What you are asked to do >> Below are lines of data; give the number of them that contain "Transaksi", and only that.

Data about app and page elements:
§
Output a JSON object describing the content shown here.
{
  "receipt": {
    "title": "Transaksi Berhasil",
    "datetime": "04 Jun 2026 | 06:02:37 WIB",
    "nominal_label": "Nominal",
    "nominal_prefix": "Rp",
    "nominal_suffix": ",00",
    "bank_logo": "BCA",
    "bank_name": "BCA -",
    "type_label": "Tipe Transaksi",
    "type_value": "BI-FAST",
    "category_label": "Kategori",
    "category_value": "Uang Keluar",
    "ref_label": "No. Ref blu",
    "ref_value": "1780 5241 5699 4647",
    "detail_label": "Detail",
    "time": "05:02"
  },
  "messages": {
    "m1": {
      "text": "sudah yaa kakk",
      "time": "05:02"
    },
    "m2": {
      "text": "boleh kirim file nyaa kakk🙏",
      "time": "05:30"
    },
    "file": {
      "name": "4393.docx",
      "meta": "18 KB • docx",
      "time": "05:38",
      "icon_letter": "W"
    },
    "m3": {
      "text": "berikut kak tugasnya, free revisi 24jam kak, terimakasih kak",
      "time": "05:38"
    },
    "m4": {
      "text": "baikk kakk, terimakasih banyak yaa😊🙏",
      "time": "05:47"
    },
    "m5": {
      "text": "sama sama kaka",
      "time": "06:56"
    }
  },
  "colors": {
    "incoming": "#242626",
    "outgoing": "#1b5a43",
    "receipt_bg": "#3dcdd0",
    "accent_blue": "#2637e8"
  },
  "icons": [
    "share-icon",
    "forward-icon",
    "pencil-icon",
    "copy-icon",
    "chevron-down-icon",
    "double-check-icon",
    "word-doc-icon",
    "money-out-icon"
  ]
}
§
Result for this task >> 2